Segment Open
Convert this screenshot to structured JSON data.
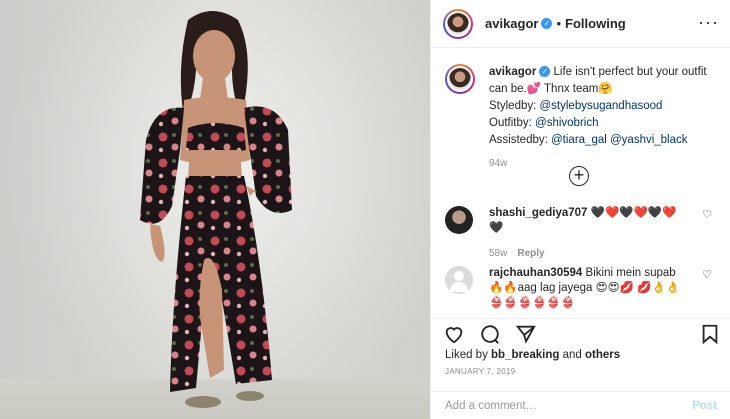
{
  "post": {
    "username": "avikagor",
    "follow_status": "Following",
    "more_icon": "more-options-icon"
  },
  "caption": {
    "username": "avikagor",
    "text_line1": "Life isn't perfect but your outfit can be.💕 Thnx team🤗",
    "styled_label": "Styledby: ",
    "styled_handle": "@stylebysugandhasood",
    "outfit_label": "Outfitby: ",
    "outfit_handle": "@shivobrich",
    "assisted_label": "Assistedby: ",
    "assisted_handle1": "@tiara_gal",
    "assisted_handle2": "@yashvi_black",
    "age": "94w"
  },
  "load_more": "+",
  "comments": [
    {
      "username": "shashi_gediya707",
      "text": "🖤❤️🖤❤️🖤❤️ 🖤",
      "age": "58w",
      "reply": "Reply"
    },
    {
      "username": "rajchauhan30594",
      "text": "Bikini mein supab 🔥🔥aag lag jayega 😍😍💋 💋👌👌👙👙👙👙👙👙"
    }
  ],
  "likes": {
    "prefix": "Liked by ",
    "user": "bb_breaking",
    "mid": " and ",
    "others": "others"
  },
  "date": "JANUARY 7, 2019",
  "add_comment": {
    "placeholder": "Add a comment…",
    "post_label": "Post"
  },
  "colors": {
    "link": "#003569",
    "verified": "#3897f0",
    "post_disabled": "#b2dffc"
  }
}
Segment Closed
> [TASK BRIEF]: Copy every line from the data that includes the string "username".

> [EXPECTED ANSWER]:
    "username": "avikagor",
    "username": "avikagor",
      "username": "shashi_gediya707",
      "username": "rajchauhan30594",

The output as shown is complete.